During the performances led by Troxell, the Richmond College Glee Club performed minstrel shows and Negro spirituals. It is interesting to think about why Charles Troxell had an all-white glee club sing Negro spirituals and encouraged them to perform minstrel shows for entertainment. The performances of Negro spirituals and the performances of minstrel shows seem to be contradictory, which provides a site for analysis. While minstrel shows were written and performed largely by white people to ridicule and perpetuate stereotypes of African Americans, the Negro spirituals did not have the same effect, as they were written by black people and sang as a way of uplifting.
It seems as if the Negro spirituals were performed by the Richmond Glee Club to possibly honor African Americans. However, no matter the purpose of performing them, the fact that an all-white organization sang them is problematic. As previously mentioned, an all-white male glee club performing Negro spirituals causes an erasure of black history and the importance of Negro spirituals. They do not have the same effect when they are being sang by an all-white organization for entertainment. Not only are the performances of the spirituals problematic, but also the minstrel shows. Both of these performances are racist and oppressive, but in different ways.
During his time as choral teacher, Troxell maintained a friendship with the popular black performer Bill “Bojangles” Robinson. Robinson was the most famous of all African American tap dancers in the twentieth century and was from Richmond, Virginia, which explains his close relationship with Charles Troxell. Robinson’s most famous tap dance was called the “Staircase Dance.” In one instance where he performed it on the grand staircase at the Jefferson Hotel, Charles Troxell accompanied Robinson in the performance, marking an important stage of their friendship and working relationship. The Jefferson Hotel was a “whites only” hotel until the 1960s, meaning that Robinson performed there with Troxell but could not actually stay there. This raises questions about how their different positions in society affected their friendship and working relationship. It is interesting to think about how Troxell’s relationship with Robinson influenced Troxell’s views on race. There is a glaring tension between Troxell’s relationship with Robinson and his relationship to the Glee Club’s performances of minstrel shows and Negro spirituals. Though he was friends with a black performer during this time, he still exemplified racist and oppressive behavior through his direction of the Glee Club to perform minstrel shows and Negro spirituals.

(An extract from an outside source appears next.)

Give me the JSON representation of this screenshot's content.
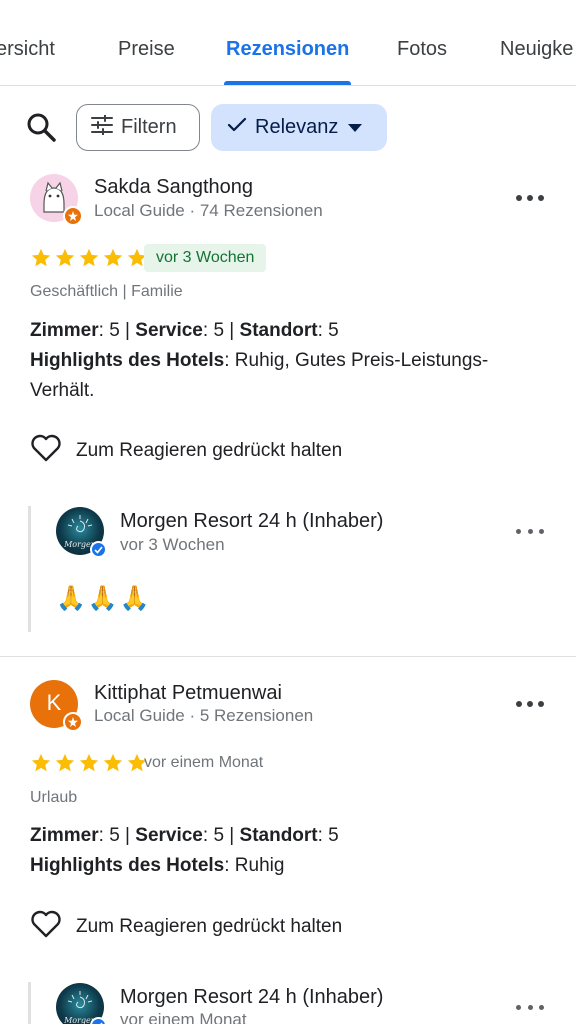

We hope to delve deeper to discover more about Charles Troxell and his role with the Richmond College Glee Club. We also hope to find out more background information on him and more about his working relationships to see how his experiences and beliefs shaped his influence on the Glee Club.

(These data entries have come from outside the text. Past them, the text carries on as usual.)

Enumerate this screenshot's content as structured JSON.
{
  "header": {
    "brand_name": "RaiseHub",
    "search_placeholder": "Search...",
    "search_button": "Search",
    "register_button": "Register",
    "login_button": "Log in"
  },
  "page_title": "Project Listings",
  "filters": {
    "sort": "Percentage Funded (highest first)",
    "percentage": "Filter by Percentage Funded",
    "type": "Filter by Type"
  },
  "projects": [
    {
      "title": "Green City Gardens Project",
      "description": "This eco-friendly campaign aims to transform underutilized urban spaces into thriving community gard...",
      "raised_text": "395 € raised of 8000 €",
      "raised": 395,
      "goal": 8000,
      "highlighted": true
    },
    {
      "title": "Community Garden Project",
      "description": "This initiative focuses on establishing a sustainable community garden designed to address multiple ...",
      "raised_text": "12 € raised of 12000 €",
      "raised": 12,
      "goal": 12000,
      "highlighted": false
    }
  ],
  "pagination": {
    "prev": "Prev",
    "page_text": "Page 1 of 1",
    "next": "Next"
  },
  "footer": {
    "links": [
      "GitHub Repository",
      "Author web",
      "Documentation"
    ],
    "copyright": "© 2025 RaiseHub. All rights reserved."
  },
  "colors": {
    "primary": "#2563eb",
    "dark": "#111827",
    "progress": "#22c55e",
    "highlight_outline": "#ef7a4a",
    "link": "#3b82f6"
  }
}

“College Mourns Loss of William Troxell.” Randolph-Macon College. 2009. Web. Accessed March 25, 2017. http://www.rmc.edu/news-and-calendar/current-news/2009/03/16/college-mourns-loss-of-william-troxell